Braun has been battling back issues for most of the second half of the season, and he has been out of the lineup for the Brewers last three games as the team gives him a rest down the stretch (he will reportedly have back surgery in the off-season). Braun stole a bag the last time that he did play, back on September 18, and the Brewers might use him sparingly down the stretch.; giving him a rest versus the likes of Arrieta is also healthy for the stat-line at the end of the season. Segura is the more intriguing option here, as a value play against a tough pitcher who has further suppressed his price tag. Segura has been a relatively weak hitter regardless of splits or opponents, including a career OPS of 663 against right-handers and a 673 mark against lefties, such that the marginal value that is lost due to the man on the mound is minimal.
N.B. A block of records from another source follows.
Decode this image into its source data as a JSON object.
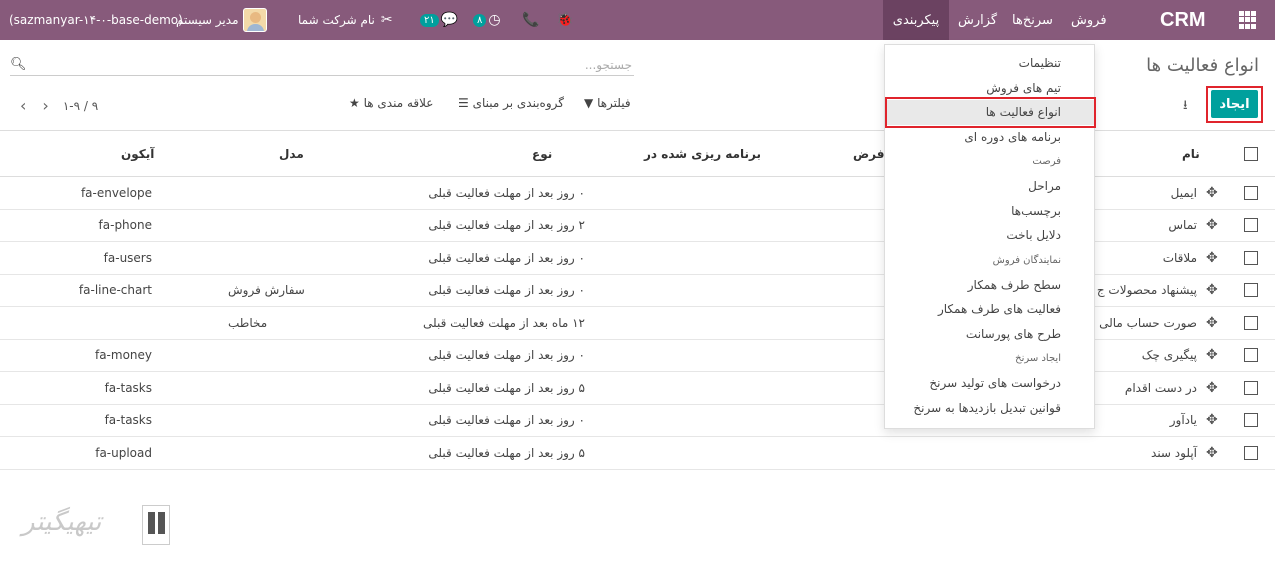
{
  "navbar": {
    "brand": "CRM",
    "menu": [
      "فروش",
      "سرنخ‌ها",
      "گزارش",
      "پیکربندی"
    ],
    "company": "نام شرکت شما",
    "user": "مدیر سیستم",
    "database": "(sazmanyar-۱۴-۰-base-demo)",
    "messages_count": "۲۱",
    "activities_count": "۸"
  },
  "control_panel": {
    "title": "انواع فعالیت ها",
    "create_label": "ایجاد",
    "search_placeholder": "جستجو...",
    "filters_label": "فیلترها",
    "groupby_label": "گروه‌بندی بر مبنای",
    "favorites_label": "علاقه مندی ها",
    "pager": "۱-۹ / ۹"
  },
  "table": {
    "headers": {
      "name": "نام",
      "default": "فرض",
      "planned": "برنامه ریزی شده در",
      "type": "نوع",
      "model": "مدل",
      "icon": "آیکون"
    },
    "rows": [
      {
        "name": "ایمیل",
        "planned": "۰ روز  بعد از مهلت فعالیت قبلی",
        "model": "",
        "icon": "fa-envelope"
      },
      {
        "name": "تماس",
        "planned": "۲ روز  بعد از مهلت فعالیت قبلی",
        "model": "",
        "icon": "fa-phone"
      },
      {
        "name": "ملاقات",
        "planned": "۰ روز  بعد از مهلت فعالیت قبلی",
        "model": "",
        "icon": "fa-users"
      },
      {
        "name": "پیشنهاد محصولات ج",
        "planned": "۰ روز  بعد از مهلت فعالیت قبلی",
        "model": "سفارش فروش",
        "icon": "fa-line-chart"
      },
      {
        "name": "صورت حساب مالی",
        "planned": "۱۲ ماه  بعد از مهلت فعالیت قبلی",
        "model": "مخاطب",
        "icon": ""
      },
      {
        "name": "پیگیری چک",
        "planned": "۰ روز  بعد از مهلت فعالیت قبلی",
        "model": "",
        "icon": "fa-money"
      },
      {
        "name": "در دست اقدام",
        "planned": "۵ روز  بعد از مهلت فعالیت قبلی",
        "model": "",
        "icon": "fa-tasks"
      },
      {
        "name": "یادآور",
        "planned": "۰ روز  بعد از مهلت فعالیت قبلی",
        "model": "",
        "icon": "fa-tasks"
      },
      {
        "name": "آپلود سند",
        "planned": "۵ روز  بعد از مهلت فعالیت قبلی",
        "model": "",
        "icon": "fa-upload"
      }
    ]
  },
  "dropdown": {
    "items": [
      {
        "label": "تنظیمات",
        "header": false
      },
      {
        "label": "تیم های فروش",
        "header": false
      },
      {
        "label": "انواع فعالیت ها",
        "header": false
      },
      {
        "label": "برنامه های دوره ای",
        "header": false
      },
      {
        "label": "فرصت",
        "header": true
      },
      {
        "label": "مراحل",
        "header": false
      },
      {
        "label": "برچسب‌ها",
        "header": false
      },
      {
        "label": "دلایل باخت",
        "header": false
      },
      {
        "label": "نمایندگان فروش",
        "header": true
      },
      {
        "label": "سطح طرف همکار",
        "header": false
      },
      {
        "label": "فعالیت های طرف همکار",
        "header": false
      },
      {
        "label": "طرح های پورسانت",
        "header": false
      },
      {
        "label": "ایجاد سرنخ",
        "header": true
      },
      {
        "label": "درخواست های تولید سرنخ",
        "header": false
      },
      {
        "label": "قوانین تبدیل بازدیدها به سرنخ",
        "header": false
      }
    ]
  },
  "watermark": {
    "text": "تیهیگیتر"
  },
  "colors": {
    "primary": "#875a7b",
    "accent": "#00a09d",
    "highlight": "#e0242c"
  }
}
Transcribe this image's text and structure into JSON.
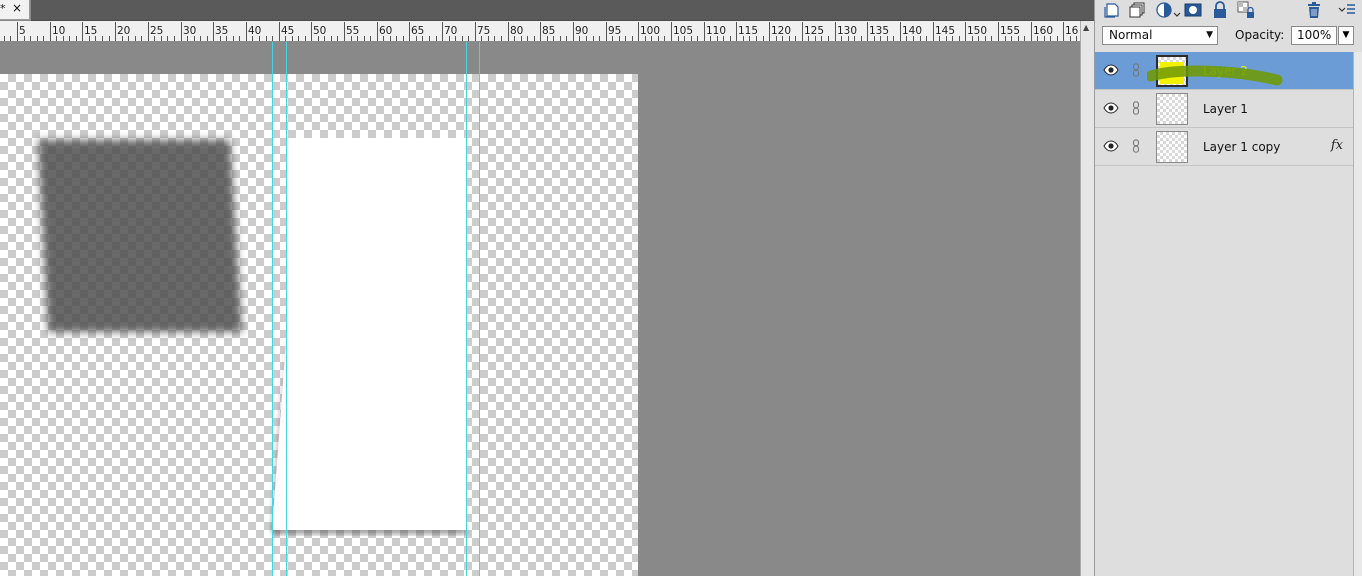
{
  "document_tab": {
    "title": "*",
    "close": "×"
  },
  "ruler": {
    "labels": [
      "5",
      "10",
      "15",
      "20",
      "25",
      "30",
      "35",
      "40",
      "45",
      "50",
      "55",
      "60",
      "65",
      "70",
      "75",
      "80",
      "85",
      "90",
      "95",
      "100",
      "105",
      "110",
      "115",
      "120",
      "125",
      "130",
      "135",
      "140",
      "145",
      "150",
      "155",
      "160",
      "16"
    ]
  },
  "layers_panel": {
    "toolbar_icons": [
      "new-layer-icon",
      "new-group-icon",
      "adjustment-layer-icon",
      "layer-mask-icon",
      "lock-icon",
      "lock-transparency-icon",
      "trash-icon",
      "panel-menu-icon"
    ],
    "blend_mode": "Normal",
    "opacity_label": "Opacity:",
    "opacity_value": "100%",
    "layers": [
      {
        "name": "Layer 2",
        "selected": true,
        "has_fx": false,
        "thumb": "yellow"
      },
      {
        "name": "Layer 1",
        "selected": false,
        "has_fx": false,
        "thumb": "transparent"
      },
      {
        "name": "Layer 1 copy",
        "selected": false,
        "has_fx": true,
        "fx_label": "fx",
        "thumb": "transparent"
      }
    ]
  },
  "colors": {
    "selected_row": "#6c9cd6",
    "guide": "#46d6e2",
    "highlight_marker": "#6f9a00",
    "layer_thumb_fill": "#f2f200"
  }
}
If he does happen to slap a single or finagle a free pass, there's a good chance that the shortstop will attempt to use the basepaths to make the most of the opportunity.
Duffy stole a bag in his last game, his first swipe of the month, though he had three successful steals in the final nine games of August. Belt also hasn't attempted a steal yet in September but he went four-of-five in steal attempts over his last 19 games of August, though concussion symptoms could keep him out of tonight's game. If he plays, then Ross might create the opportunity for either Duffy or Belt to hit double digits on the season total. The Giants are league average as a team when it comes to stolen bases, but they are an equal opportunity ballclub that spreads the steals around the roster rather than have them concentrated in one or two players. The team leader with 14 steals, Nori Aoki, is out with a concussion, while second on the list is Gregor Blanco and his 13 thefts, which are also missing in action due to a concussion. The head injuries are spreading like wildfire down the Giants' roster. Nobody on San Francisco receives a huge boost based solely on the steal potential, but the vulnerability of Ross lifts the value of nearly every starter in the Giants' lineup tonight.
Target: RHB Starlin Castro SS ($3200) against RHP Tyler Cravy ($4600)
Castro is having a disaster season. Most were hoping that his horrid 2013 season was an aberration, particularly after he returned to career norms last season, but instead he cratered back to the 650-OPS strata from which he had emerged. The campaign has put his future with the organization at risk as the Cubs have promoted young players all around Castro, some of whom could cover shortstop if he were jettisoned out of town. It might be too little too late, but Castro's bat has finally started to come around during the season's final month, and though he has been used somewhat sparingly with just 11 starts in the Cubs' 20 September contests thus far, Castro is doing his best to impress upon Joe Maddon that he deserves a starting role in the postseason, though it remains to be seen whether he is convincing enough to stay off the trade market. Cravy is the third-cheapest pitcher on today's slate, giving an indication of his relative value among the SP set.
Tomas has had an inconsistent season in his first MLB campaign, currently sitting with a .282/.314/.416 slash and 105 strikeouts against just 17 walks in 407 plate appearances this season. That said, the cushy context makes him a very strong play today against Alex Wood: Tomas carries the platoon advantage and has an OPS that is more than 100 points higher against southpaws this season, with the difference lying almost entirely within the confines of isolated power; he has recency bias in his favor, with three extra-base hits in his last four games; and the combination of his cheap price tag and positional versatility triggers excellent roster flexibility, allowing his DFS managers to reach for higher-cost alternatives at other postions.
Resources used for this article:
Draft Kings player prices